It's done. Such as it is. I made a point to take a photo afterward, so that I could put a place with the words; the only catch is figuring out how to explain why I kept such a photo when it doesn't fit with the rest of the Washington photos. I think after all the buildup, any discussion between Jeff and me regarding moving was likely to have been a letdown. Such a major decision came down to something very much like this conversation over breakfast on the morning of my mother's wedding:
Jeff: "So, let's just get this over with." Amy: "Good." Jeff: "I'm in. You?" Amy: "Yeah."

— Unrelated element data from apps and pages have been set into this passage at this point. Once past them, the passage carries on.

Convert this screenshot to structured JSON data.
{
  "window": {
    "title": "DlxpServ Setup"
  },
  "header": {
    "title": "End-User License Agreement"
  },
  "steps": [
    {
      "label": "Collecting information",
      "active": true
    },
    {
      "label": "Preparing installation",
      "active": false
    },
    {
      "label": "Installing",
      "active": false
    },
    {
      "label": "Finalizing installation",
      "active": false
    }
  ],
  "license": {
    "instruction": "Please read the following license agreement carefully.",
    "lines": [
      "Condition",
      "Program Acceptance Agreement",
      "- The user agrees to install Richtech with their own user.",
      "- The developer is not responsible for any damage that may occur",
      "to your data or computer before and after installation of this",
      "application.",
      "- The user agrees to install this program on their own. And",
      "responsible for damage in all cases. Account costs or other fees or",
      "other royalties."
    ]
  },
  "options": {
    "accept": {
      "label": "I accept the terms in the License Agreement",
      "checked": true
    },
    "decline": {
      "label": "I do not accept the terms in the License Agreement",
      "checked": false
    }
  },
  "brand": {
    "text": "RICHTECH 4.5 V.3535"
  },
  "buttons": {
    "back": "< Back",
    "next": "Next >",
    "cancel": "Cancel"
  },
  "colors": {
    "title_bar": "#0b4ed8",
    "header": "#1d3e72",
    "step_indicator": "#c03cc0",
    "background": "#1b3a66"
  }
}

I may not have the words exactly right, but the brevity is dead-on. I told Adam's mother on the last day of the trip I felt pretty sure I knew what Jeff's answer was. Jeff is not a man of sudden, harsh changes, and if he had not felt comfortable in Washington, I would have known well before the end of the trip. After a second, longer trip to the city, I think I can speak a little more clearly about what happened in December, and why it upset me so much. I wasn't fishing for a new city in December, and had wrestled my way to a state of acceptance with Huntsville. I'd made my peace with it, found some people I really liked, and landed in a job where I was actually doing some good. I wasn't growing, wasn't moving forward much in my life, but it was a decent and comfortable stasis, and it could be maintained indefinitely. I got there, and Seattle just felt right. I have no way of explaining this impression. I barely knew anything about the city, but each outing put a shiver down my back and a seductive whisper in my ear: "This could be home." I can look back now on my writeups of the trips I've taken over the past eight years and see what I've been looking for, by what I've mentioned that I've loved about each city I've visited. I wanted out of the South. I wanted a much larger city with viable public transit. I wanted access to arts and music. I wanted more opportunities to hike. I wanted the possibility of returning to school. I wanted summers I could stand to go outside in, and ready access to two things I've never had: mountains and water. In retrospect, I really should have seen it coming, but I didn't. I spent a lot of this past trip examining my surroundings and asking myself, over and over, "Could this be home? Are you sure? Are you REALLY sure?" (I might add, a question that took on added stridency when I was stuck in commuter traffic a few times.) So how do we get there from here? I don't know the answer to that yet. It's an abyss that's likely to become my new best friend. From an email on Friday:
'So now Jeff and I have to move on to the scarier stuff -- now that we've decided we must go, there are thousands of things to do over the next year or so, not to mention the bigger philosophical questions. It's one thing to say, '"We're not happy in location Y," and another thing entirely to say, "So if we move to location X, what changes must we make in ourselves and our living situation to have the life we want?"'
Part 2: culture shock.